**Problem to work on:**
Take the entries below and write them out exactly, with each picture removed.

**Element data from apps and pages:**
________________
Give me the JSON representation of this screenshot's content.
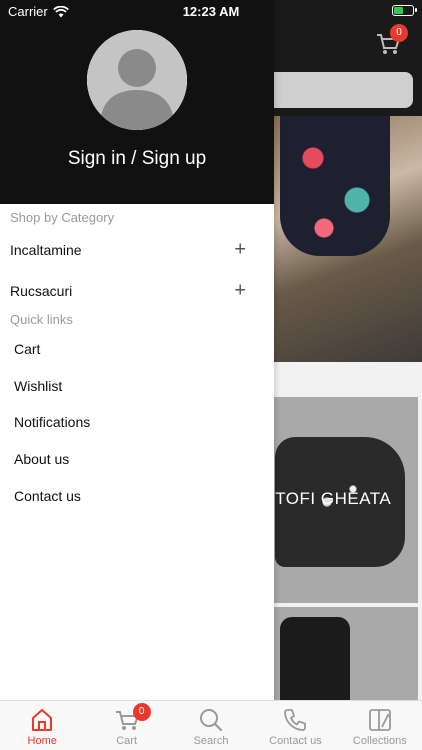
{
  "status_bar": {
    "carrier": "Carrier",
    "time": "12:23 AM"
  },
  "background": {
    "cart_badge": "0",
    "card_label": "ITOFI GHEATA"
  },
  "drawer": {
    "sign_in": "Sign in / Sign up",
    "shop_by_category_title": "Shop by Category",
    "categories": [
      {
        "label": "Incaltamine",
        "icon": "plus-icon"
      },
      {
        "label": "Rucsacuri",
        "icon": "plus-icon"
      }
    ],
    "quick_links_title": "Quick links",
    "quick_links": [
      "Cart",
      "Wishlist",
      "Notifications",
      "About us",
      "Contact us"
    ]
  },
  "tabbar": {
    "accent": "#e8392f",
    "tabs": [
      {
        "label": "Home",
        "icon": "home-icon",
        "active": true
      },
      {
        "label": "Cart",
        "icon": "cart-icon",
        "badge": "0"
      },
      {
        "label": "Search",
        "icon": "search-icon"
      },
      {
        "label": "Contact us",
        "icon": "phone-icon"
      },
      {
        "label": "Collections",
        "icon": "collections-icon"
      }
    ]
  }
}
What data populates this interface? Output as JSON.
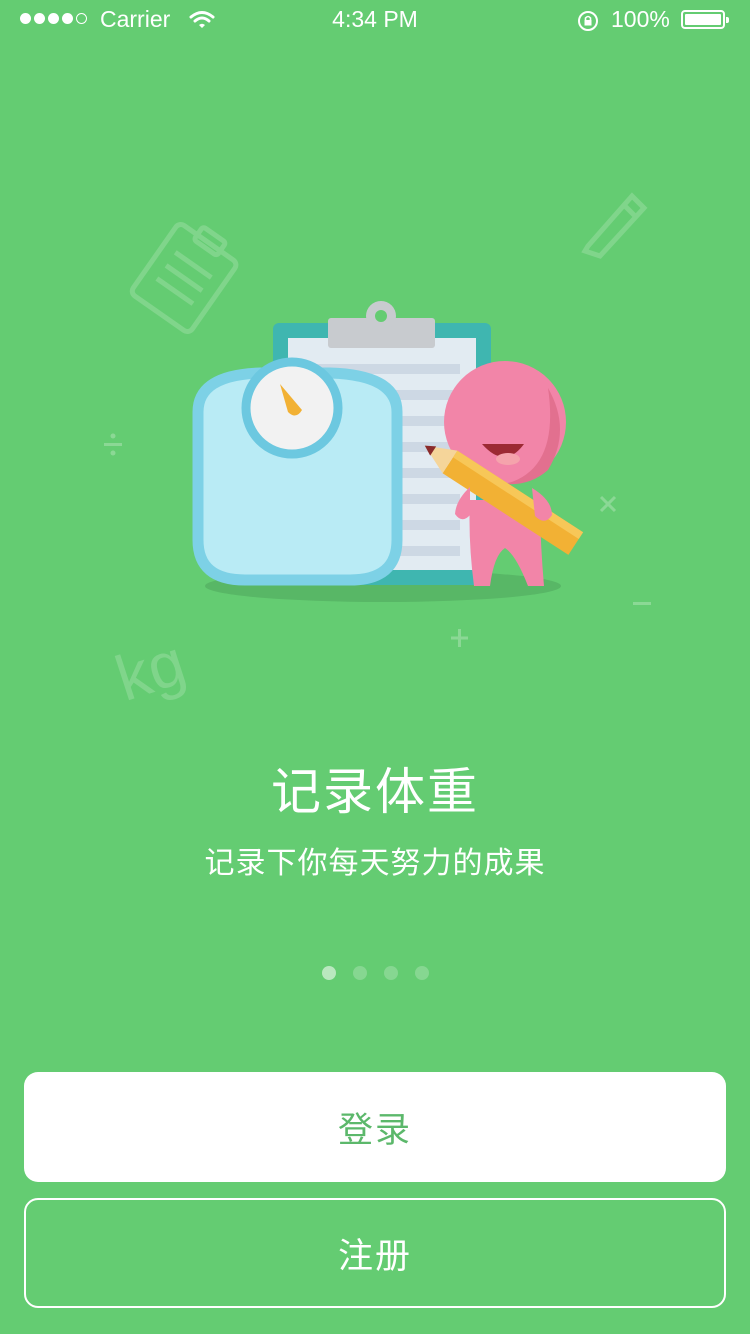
{
  "status_bar": {
    "signal_dots_filled": 4,
    "signal_dots_total": 5,
    "carrier": "Carrier",
    "time": "4:34 PM",
    "battery_percent": "100%",
    "icons": [
      "wifi-icon",
      "rotation-lock-icon",
      "battery-icon"
    ]
  },
  "onboarding": {
    "title": "记录体重",
    "subtitle": "记录下你每天努力的成果",
    "decorations": {
      "unit": "kg"
    },
    "page_indicator": {
      "total": 4,
      "current": 1
    }
  },
  "actions": {
    "login_label": "登录",
    "register_label": "注册"
  },
  "colors": {
    "background": "#64cc72",
    "login_text": "#5cb86b",
    "character": "#f285a8",
    "scale": "#b9ebf5",
    "clipboard": "#3fb6b0"
  }
}
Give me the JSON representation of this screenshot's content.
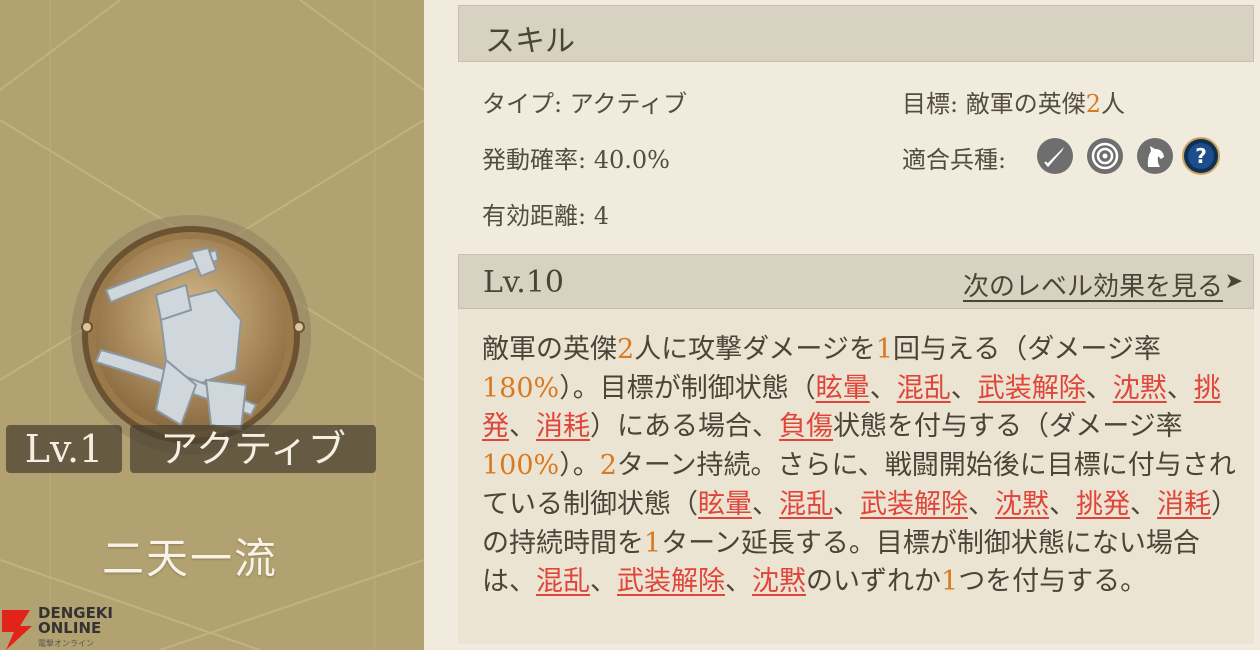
{
  "card": {
    "level": "Lv.1",
    "type": "アクティブ",
    "skill_name": "二天一流",
    "emblem": "dual-sword-samurai-emblem"
  },
  "watermark": {
    "line1": "DENGEKI",
    "line2": "ONLINE",
    "line3": "電撃オンライン"
  },
  "skill": {
    "title": "スキル",
    "type_label": "タイプ:",
    "type_value": "アクティブ",
    "rate_label": "発動確率:",
    "rate_value": "40.0%",
    "range_label": "有効距離:",
    "range_value": "4",
    "target_label": "目標:",
    "target_prefix": "敵軍の英傑",
    "target_count": "2",
    "target_suffix": "人",
    "troops_label": "適合兵種:",
    "troop_icons": [
      "sword-troop-icon",
      "archer-target-icon",
      "cavalry-horse-icon",
      "unknown-troop-icon"
    ]
  },
  "level": {
    "label": "Lv.10",
    "next_link": "次のレベル効果を見る",
    "arrow": "➤"
  },
  "description": {
    "segments": [
      {
        "t": "敵軍の英傑",
        "s": "n"
      },
      {
        "t": "2",
        "s": "num"
      },
      {
        "t": "人に攻撃ダメージを",
        "s": "n"
      },
      {
        "t": "1",
        "s": "num"
      },
      {
        "t": "回与える（ダメージ率",
        "s": "n"
      },
      {
        "t": "180%",
        "s": "num"
      },
      {
        "t": "）。目標が制御状態（",
        "s": "n"
      },
      {
        "t": "眩暈",
        "s": "kw"
      },
      {
        "t": "、",
        "s": "n"
      },
      {
        "t": "混乱",
        "s": "kw"
      },
      {
        "t": "、",
        "s": "n"
      },
      {
        "t": "武装解除",
        "s": "kw"
      },
      {
        "t": "、",
        "s": "n"
      },
      {
        "t": "沈黙",
        "s": "kw"
      },
      {
        "t": "、",
        "s": "n"
      },
      {
        "t": "挑発",
        "s": "kw"
      },
      {
        "t": "、",
        "s": "n"
      },
      {
        "t": "消耗",
        "s": "kw"
      },
      {
        "t": "）にある場合、",
        "s": "n"
      },
      {
        "t": "負傷",
        "s": "kw"
      },
      {
        "t": "状態を付与する（ダメージ率",
        "s": "n"
      },
      {
        "t": "100%",
        "s": "num"
      },
      {
        "t": "）。",
        "s": "n"
      },
      {
        "t": "2",
        "s": "num"
      },
      {
        "t": "ターン持続。さらに、戦闘開始後に目標に付与されている制御状態（",
        "s": "n"
      },
      {
        "t": "眩暈",
        "s": "kw"
      },
      {
        "t": "、",
        "s": "n"
      },
      {
        "t": "混乱",
        "s": "kw"
      },
      {
        "t": "、",
        "s": "n"
      },
      {
        "t": "武装解除",
        "s": "kw"
      },
      {
        "t": "、",
        "s": "n"
      },
      {
        "t": "沈黙",
        "s": "kw"
      },
      {
        "t": "、",
        "s": "n"
      },
      {
        "t": "挑発",
        "s": "kw"
      },
      {
        "t": "、",
        "s": "n"
      },
      {
        "t": "消耗",
        "s": "kw"
      },
      {
        "t": "）の持続時間を",
        "s": "n"
      },
      {
        "t": "1",
        "s": "num"
      },
      {
        "t": "ターン延長する。目標が制御状態にない場合は、",
        "s": "n"
      },
      {
        "t": "混乱",
        "s": "kw"
      },
      {
        "t": "、",
        "s": "n"
      },
      {
        "t": "武装解除",
        "s": "kw"
      },
      {
        "t": "、",
        "s": "n"
      },
      {
        "t": "沈黙",
        "s": "kw"
      },
      {
        "t": "のいずれか",
        "s": "n"
      },
      {
        "t": "1",
        "s": "num"
      },
      {
        "t": "つを付与する。",
        "s": "n"
      }
    ]
  },
  "colors": {
    "card_bg": "#b3a271",
    "panel_bg": "#f1ebdd",
    "header_bar": "#d8d2c3",
    "number_orange": "#d87a22",
    "keyword_red": "#e0453a"
  }
}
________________
**The completed task:**
Give me the JSON representation of this screenshot's content.
{
  "status_bar": {
    "carrier": "Carrier",
    "time": "12:23 AM"
  },
  "background": {
    "cart_badge": "0",
    "card_label": "ITOFI GHEATA"
  },
  "drawer": {
    "sign_in": "Sign in / Sign up",
    "shop_by_category_title": "Shop by Category",
    "categories": [
      {
        "label": "Incaltamine",
        "icon": "plus-icon"
      },
      {
        "label": "Rucsacuri",
        "icon": "plus-icon"
      }
    ],
    "quick_links_title": "Quick links",
    "quick_links": [
      "Cart",
      "Wishlist",
      "Notifications",
      "About us",
      "Contact us"
    ]
  },
  "tabbar": {
    "accent": "#e8392f",
    "tabs": [
      {
        "label": "Home",
        "icon": "home-icon",
        "active": true
      },
      {
        "label": "Cart",
        "icon": "cart-icon",
        "badge": "0"
      },
      {
        "label": "Search",
        "icon": "search-icon"
      },
      {
        "label": "Contact us",
        "icon": "phone-icon"
      },
      {
        "label": "Collections",
        "icon": "collections-icon"
      }
    ]
  }
}
What data populates this interface? Output as JSON.
{
  "status_bar": {
    "signal_dots_filled": 4,
    "signal_dots_total": 5,
    "carrier": "Carrier",
    "time": "4:34 PM",
    "battery_percent": "100%",
    "icons": [
      "wifi-icon",
      "rotation-lock-icon",
      "battery-icon"
    ]
  },
  "onboarding": {
    "title": "记录体重",
    "subtitle": "记录下你每天努力的成果",
    "decorations": {
      "unit": "kg"
    },
    "page_indicator": {
      "total": 4,
      "current": 1
    }
  },
  "actions": {
    "login_label": "登录",
    "register_label": "注册"
  },
  "colors": {
    "background": "#64cc72",
    "login_text": "#5cb86b",
    "character": "#f285a8",
    "scale": "#b9ebf5",
    "clipboard": "#3fb6b0"
  }
}
Give me the JSON representation of this screenshot's content.
{
  "card": {
    "level": "Lv.1",
    "type": "アクティブ",
    "skill_name": "二天一流",
    "emblem": "dual-sword-samurai-emblem"
  },
  "watermark": {
    "line1": "DENGEKI",
    "line2": "ONLINE",
    "line3": "電撃オンライン"
  },
  "skill": {
    "title": "スキル",
    "type_label": "タイプ:",
    "type_value": "アクティブ",
    "rate_label": "発動確率:",
    "rate_value": "40.0%",
    "range_label": "有効距離:",
    "range_value": "4",
    "target_label": "目標:",
    "target_prefix": "敵軍の英傑",
    "target_count": "2",
    "target_suffix": "人",
    "troops_label": "適合兵種:",
    "troop_icons": [
      "sword-troop-icon",
      "archer-target-icon",
      "cavalry-horse-icon",
      "unknown-troop-icon"
    ]
  },
  "level": {
    "label": "Lv.10",
    "next_link": "次のレベル効果を見る",
    "arrow": "➤"
  },
  "description": {
    "segments": [
      {
        "t": "敵軍の英傑",
        "s": "n"
      },
      {
        "t": "2",
        "s": "num"
      },
      {
        "t": "人に攻撃ダメージを",
        "s": "n"
      },
      {
        "t": "1",
        "s": "num"
      },
      {
        "t": "回与える（ダメージ率",
        "s": "n"
      },
      {
        "t": "180%",
        "s": "num"
      },
      {
        "t": "）。目標が制御状態（",
        "s": "n"
      },
      {
        "t": "眩暈",
        "s": "kw"
      },
      {
        "t": "、",
        "s": "n"
      },
      {
        "t": "混乱",
        "s": "kw"
      },
      {
        "t": "、",
        "s": "n"
      },
      {
        "t": "武装解除",
        "s": "kw"
      },
      {
        "t": "、",
        "s": "n"
      },
      {
        "t": "沈黙",
        "s": "kw"
      },
      {
        "t": "、",
        "s": "n"
      },
      {
        "t": "挑発",
        "s": "kw"
      },
      {
        "t": "、",
        "s": "n"
      },
      {
        "t": "消耗",
        "s": "kw"
      },
      {
        "t": "）にある場合、",
        "s": "n"
      },
      {
        "t": "負傷",
        "s": "kw"
      },
      {
        "t": "状態を付与する（ダメージ率",
        "s": "n"
      },
      {
        "t": "100%",
        "s": "num"
      },
      {
        "t": "）。",
        "s": "n"
      },
      {
        "t": "2",
        "s": "num"
      },
      {
        "t": "ターン持続。さらに、戦闘開始後に目標に付与されている制御状態（",
        "s": "n"
      },
      {
        "t": "眩暈",
        "s": "kw"
      },
      {
        "t": "、",
        "s": "n"
      },
      {
        "t": "混乱",
        "s": "kw"
      },
      {
        "t": "、",
        "s": "n"
      },
      {
        "t": "武装解除",
        "s": "kw"
      },
      {
        "t": "、",
        "s": "n"
      },
      {
        "t": "沈黙",
        "s": "kw"
      },
      {
        "t": "、",
        "s": "n"
      },
      {
        "t": "挑発",
        "s": "kw"
      },
      {
        "t": "、",
        "s": "n"
      },
      {
        "t": "消耗",
        "s": "kw"
      },
      {
        "t": "）の持続時間を",
        "s": "n"
      },
      {
        "t": "1",
        "s": "num"
      },
      {
        "t": "ターン延長する。目標が制御状態にない場合は、",
        "s": "n"
      },
      {
        "t": "混乱",
        "s": "kw"
      },
      {
        "t": "、",
        "s": "n"
      },
      {
        "t": "武装解除",
        "s": "kw"
      },
      {
        "t": "、",
        "s": "n"
      },
      {
        "t": "沈黙",
        "s": "kw"
      },
      {
        "t": "のいずれか",
        "s": "n"
      },
      {
        "t": "1",
        "s": "num"
      },
      {
        "t": "つを付与する。",
        "s": "n"
      }
    ]
  },
  "colors": {
    "card_bg": "#b3a271",
    "panel_bg": "#f1ebdd",
    "header_bar": "#d8d2c3",
    "number_orange": "#d87a22",
    "keyword_red": "#e0453a"
  }
}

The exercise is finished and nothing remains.